> **Aim of the exercise**
Please copy each line from the entries that contains the string "Record".

> **Excerpts from an interface dataset**
=== Section Start ===

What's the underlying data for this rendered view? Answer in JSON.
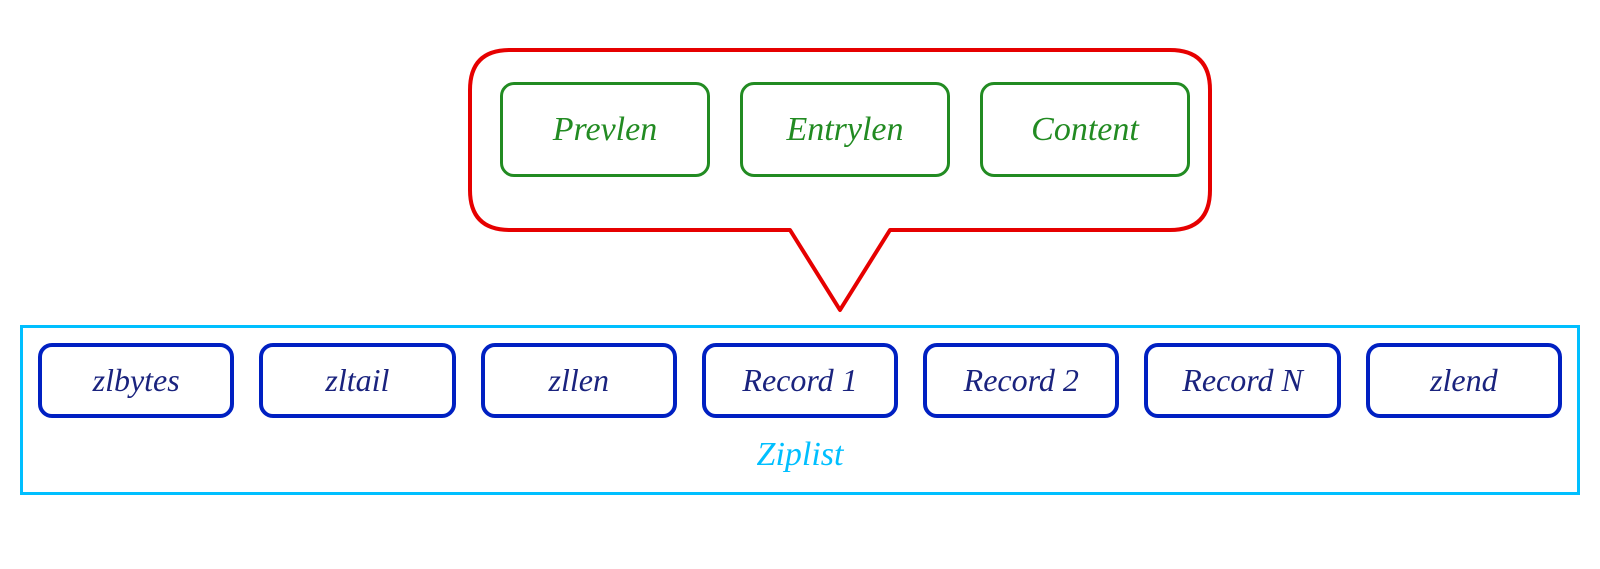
{
  "callout": {
    "items": [
      {
        "label": "Prevlen"
      },
      {
        "label": "Entrylen"
      },
      {
        "label": "Content"
      }
    ]
  },
  "ziplist": {
    "label": "Ziplist",
    "items": [
      {
        "label": "zlbytes"
      },
      {
        "label": "zltail"
      },
      {
        "label": "zllen"
      },
      {
        "label": "Record 1"
      },
      {
        "label": "Record 2"
      },
      {
        "label": "Record N"
      },
      {
        "label": "zlend"
      }
    ]
  },
  "colors": {
    "calloutBorder": "#E60000",
    "greenBox": "#228B22",
    "blueBox": "#0020C2",
    "ziplistBorder": "#00BFFF",
    "ziplistLabel": "#00BFFF"
  }
}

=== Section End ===

> **Solution**
        "label": "Record 1"
        "label": "Record 2"
        "label": "Record N"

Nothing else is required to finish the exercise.